Why is Donald Trump the favorite candidate for traders?

Donald Trump’s style may begin to make financial markets volatile again, and that would benefit a part of global fast money traders.

With Trump and Biden in close competition ahead of the first presidential debate on Thursday, investors have already tried to discuss how the return of the Republican party to the White House could affect allfrom the electric vehicle industry to the direction of long-term interest rates.

Markets, as a rule, don’t like that kind of uncertainty. But for a subset of hedge funds that jump in and out whenever big swings and anomalies cause prices to briefly look out of whack, that’s almost beside the point.

What they see in Trump is much simpler: Recollections of the opportunities that arose during his four years in officewhen his comments and social media posts sometimes surprised investors, triggering dramatic short-term moves in financial markets.

“Politics aside, if you ask a trader if he wants Biden or Trump, the trader is going to surf the big wave, so it’s Trump,” said Calvin Yeoh, portfolio manager at hedge fund Blue Edge Advisors. in Singapore.

“Trump is more volatile and unpredictable,” he added.

During Biden’s term, of course, there has been no shortage of volatility. Rising inflation, Russia’s war in Ukraine and the Federal Reserve’s rate hikes did much to batter markets. As a result, some measures expected in the market have been broader than they were during much of Trump’s termand it is possible that conflicts with Republicans over economic issues, such as the debt ceiling, could intensify if Biden wins a second term.

Biden has maintained a traditional style honed by a decades-long career in Washington. While Trump, by contrast, has communicated directly with the public through X-rated posts, leaving marketers scrambling to determine the implications.

Why Donald Trump could favor the markets?

With the election more than four months away, financial markets have so far been overshadowed by the strength of the economy and speculation about when the Federal Reserve will begin cutting interest rates. Even so There has been some preparation for increased volatility around the November elections, especially if the outcome is in doubt.

“The consensus view is that Trump will create volatility,” said Vineer Bhansali, founder of asset management firm LongTail Alpha, based in Newport Beach, California. “The market is already pricing in that to happen. So The surprise will be if Trump wins and there is actually less volatility”.

Trump’s initial victory in 2016 shook the bond market, with 10-year Treasury yields rising nearly a full percentage point in December on anticipation that his tax cut plans would stimulate the economy and prompt the Federal Reserve to accelerate their rate increases.

While in office, his comments and social media posts sometimes sent ripples through the markets. In 2017, for example, Puerto Rico’s bonds fell when it suggested that the island’s debt would have to be erased entirely after it was devastated by a hurricane, only to recover once traders realized the problem would remain in the hands of the court that was already overseeing his bankruptcy.

Amazon.com Inc. shares dragged the following year when Trump opposed the retailer’s shipping deals with the United States Postal Service after a report that he was ‘obsessed’ with going after the company.
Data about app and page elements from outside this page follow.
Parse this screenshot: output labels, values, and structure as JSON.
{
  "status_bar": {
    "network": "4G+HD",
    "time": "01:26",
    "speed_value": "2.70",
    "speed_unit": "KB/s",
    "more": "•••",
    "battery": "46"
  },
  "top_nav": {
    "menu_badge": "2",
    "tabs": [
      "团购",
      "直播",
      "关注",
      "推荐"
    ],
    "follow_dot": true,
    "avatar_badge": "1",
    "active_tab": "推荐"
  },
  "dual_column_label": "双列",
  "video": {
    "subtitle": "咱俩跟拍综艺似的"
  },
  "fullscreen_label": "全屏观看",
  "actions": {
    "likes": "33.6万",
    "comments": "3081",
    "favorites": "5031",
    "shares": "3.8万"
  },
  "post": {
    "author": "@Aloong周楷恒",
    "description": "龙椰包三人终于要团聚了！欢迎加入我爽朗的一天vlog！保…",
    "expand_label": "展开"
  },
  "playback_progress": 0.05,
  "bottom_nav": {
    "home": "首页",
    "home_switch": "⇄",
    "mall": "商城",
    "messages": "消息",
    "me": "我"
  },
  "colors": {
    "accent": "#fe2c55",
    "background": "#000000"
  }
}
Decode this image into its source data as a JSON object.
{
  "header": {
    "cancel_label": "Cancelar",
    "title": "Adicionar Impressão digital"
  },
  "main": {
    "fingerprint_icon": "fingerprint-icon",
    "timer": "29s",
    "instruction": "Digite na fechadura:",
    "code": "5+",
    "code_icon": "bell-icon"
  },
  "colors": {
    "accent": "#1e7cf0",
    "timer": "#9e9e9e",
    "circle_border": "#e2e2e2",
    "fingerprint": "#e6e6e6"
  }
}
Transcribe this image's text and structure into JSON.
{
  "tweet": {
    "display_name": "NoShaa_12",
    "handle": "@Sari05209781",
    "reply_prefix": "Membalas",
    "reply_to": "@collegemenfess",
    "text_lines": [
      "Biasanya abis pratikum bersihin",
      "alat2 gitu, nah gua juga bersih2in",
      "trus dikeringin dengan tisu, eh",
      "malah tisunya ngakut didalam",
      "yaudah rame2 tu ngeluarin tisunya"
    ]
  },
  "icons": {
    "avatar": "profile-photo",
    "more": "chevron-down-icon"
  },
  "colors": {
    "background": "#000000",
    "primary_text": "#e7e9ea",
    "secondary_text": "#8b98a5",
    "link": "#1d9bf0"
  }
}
Then in August 2019, US stocks were repeatedly battered by its threats to sharply escalate a trade war with China, helping to initiate upward or downward moves of more than 1 percent in the S&P 500 during mid-trading sessions. of that month. This dispute also moved the currency markets, a corner where hedge funds are active.

Even some investors, with a longer-term, fundamentals-based approach, hope that a political upheaval by Trump could create ways for them to profit.

“Trump’s noise sometimes creates opportunities”said Carol Lye, a portfolio manager at Brandywine Global Investment Management in Singapore, citing the slide in the Mexican peso that occurred in late 2016, when he pledged to build a border wall, before the currency recovered the following year.

What is the forecast for the markets?

It is likely that The US election campaign will become more attractive for Wall Street as the day approaches of the elections and political positions become a more prominent part of the race.

Trump and Republicans have already made clear they will push to renew the sweeping tax cuts put in place in 2017 that are set to expire next year, though Biden and Democrats have also indicated they want to extend at least some of them.

Trump is also expected to seek to more aggressively deport those working illegally in the U.S. and has called for 60 percent tariffs on imports from China and 10 percent on duties from the rest of the world.

Besides, Both could exert upward pressure on inflation, which could reset market expectations of interest rate cuts.

Some informal Trump advisers have floated ideas about possible changes to the Federal Reserve that would also give him more power over the central bank. Although neither he nor the campaign has endorsed this idea, such a step would almost certainly roil the bond market by raising concerns that the bank would face politically motivated pressure to cut interest rates.

“You have to address the elephant in the room, which is that no matter what happens in the scenario where Trump wins, everything he says will be amplified in North America and around the world,” said George Boubouras, head of research at the hedge fund K2 Asset Management Ltd.

“We in the markets love volatility, but we try not to get too bogged down in the amplified emotion that will come from a Trump presidency,” he concluded.